-- WHAT IS NEEDED --
Using the string "this" as the key, pull each matching line out of the records below.

[Dataset excerpts]
-- Opening Marker --

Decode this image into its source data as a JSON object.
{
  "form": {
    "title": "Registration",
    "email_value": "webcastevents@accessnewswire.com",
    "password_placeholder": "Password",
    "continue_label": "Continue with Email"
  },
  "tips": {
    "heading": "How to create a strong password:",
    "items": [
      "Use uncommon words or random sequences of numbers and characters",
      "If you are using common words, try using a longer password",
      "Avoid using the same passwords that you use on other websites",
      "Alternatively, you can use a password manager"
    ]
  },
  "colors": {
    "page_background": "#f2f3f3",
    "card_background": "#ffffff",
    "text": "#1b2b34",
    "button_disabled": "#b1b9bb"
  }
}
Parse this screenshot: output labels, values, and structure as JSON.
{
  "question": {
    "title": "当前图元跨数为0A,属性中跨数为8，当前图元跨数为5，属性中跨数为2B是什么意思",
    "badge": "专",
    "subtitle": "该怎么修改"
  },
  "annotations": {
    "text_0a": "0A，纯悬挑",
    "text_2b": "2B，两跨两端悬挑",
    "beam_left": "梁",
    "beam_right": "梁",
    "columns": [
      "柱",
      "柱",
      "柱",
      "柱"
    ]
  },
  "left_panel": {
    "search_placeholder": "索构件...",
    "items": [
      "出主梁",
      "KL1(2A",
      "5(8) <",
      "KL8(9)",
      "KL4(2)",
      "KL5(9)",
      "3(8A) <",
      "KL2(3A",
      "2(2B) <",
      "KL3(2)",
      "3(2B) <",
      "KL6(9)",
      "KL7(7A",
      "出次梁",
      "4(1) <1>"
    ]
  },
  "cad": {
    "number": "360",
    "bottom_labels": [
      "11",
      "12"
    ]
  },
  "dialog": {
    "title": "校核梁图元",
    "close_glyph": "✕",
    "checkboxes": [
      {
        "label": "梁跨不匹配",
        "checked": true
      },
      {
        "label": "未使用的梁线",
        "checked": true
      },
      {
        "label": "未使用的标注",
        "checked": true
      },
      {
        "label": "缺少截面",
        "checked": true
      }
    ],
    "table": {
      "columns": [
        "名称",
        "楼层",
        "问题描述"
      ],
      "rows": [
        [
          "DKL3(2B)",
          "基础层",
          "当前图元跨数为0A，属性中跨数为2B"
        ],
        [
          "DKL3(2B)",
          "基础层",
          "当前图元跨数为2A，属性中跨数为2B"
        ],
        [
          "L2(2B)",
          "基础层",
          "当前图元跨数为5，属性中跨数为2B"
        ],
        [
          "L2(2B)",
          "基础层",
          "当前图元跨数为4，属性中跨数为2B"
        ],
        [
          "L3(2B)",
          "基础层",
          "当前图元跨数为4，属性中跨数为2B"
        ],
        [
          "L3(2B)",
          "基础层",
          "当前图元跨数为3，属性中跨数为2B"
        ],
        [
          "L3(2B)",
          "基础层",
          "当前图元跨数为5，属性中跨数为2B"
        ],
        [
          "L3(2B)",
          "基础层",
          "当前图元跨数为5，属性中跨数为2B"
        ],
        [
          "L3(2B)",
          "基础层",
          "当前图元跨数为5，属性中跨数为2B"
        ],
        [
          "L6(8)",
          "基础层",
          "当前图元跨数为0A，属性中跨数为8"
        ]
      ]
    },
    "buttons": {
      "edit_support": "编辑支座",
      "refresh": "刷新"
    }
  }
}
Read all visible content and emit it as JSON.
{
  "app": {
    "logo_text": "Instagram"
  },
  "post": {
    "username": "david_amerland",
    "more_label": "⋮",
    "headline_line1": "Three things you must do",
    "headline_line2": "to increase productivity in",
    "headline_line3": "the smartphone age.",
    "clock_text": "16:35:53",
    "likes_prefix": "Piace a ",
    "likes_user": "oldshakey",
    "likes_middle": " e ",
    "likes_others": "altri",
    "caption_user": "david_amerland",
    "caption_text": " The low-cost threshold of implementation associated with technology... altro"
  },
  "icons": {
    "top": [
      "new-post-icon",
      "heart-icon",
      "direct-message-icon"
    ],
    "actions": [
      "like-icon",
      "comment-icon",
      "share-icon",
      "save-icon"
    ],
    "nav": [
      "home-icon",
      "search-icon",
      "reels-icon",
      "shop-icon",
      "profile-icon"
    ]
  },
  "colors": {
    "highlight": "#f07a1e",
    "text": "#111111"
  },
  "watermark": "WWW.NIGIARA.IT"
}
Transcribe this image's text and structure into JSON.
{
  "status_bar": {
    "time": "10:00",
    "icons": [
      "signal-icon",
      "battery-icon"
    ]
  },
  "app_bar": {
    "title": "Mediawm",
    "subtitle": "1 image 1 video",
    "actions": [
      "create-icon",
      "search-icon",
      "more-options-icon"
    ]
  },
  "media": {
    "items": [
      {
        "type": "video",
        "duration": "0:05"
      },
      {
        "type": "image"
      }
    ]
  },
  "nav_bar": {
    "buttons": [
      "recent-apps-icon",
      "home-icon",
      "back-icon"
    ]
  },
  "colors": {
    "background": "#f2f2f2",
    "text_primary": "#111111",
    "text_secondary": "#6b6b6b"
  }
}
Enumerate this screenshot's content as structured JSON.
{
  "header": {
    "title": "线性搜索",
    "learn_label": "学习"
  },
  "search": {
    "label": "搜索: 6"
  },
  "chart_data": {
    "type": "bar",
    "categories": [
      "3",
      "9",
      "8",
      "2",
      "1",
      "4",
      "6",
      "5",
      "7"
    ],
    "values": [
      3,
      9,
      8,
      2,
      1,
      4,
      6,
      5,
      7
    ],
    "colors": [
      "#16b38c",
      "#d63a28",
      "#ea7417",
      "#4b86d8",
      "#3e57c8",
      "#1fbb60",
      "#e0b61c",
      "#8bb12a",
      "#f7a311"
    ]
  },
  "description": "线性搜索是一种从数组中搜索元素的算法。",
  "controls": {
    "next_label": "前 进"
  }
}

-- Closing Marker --

-- OUTPUT --
Decode this image into its source data as a JSON object.
Parse this screenshot: output labels, values, and structure as JSON.
Transcribe this image's text and structure into JSON.
Enumerate this screenshot's content as structured JSON.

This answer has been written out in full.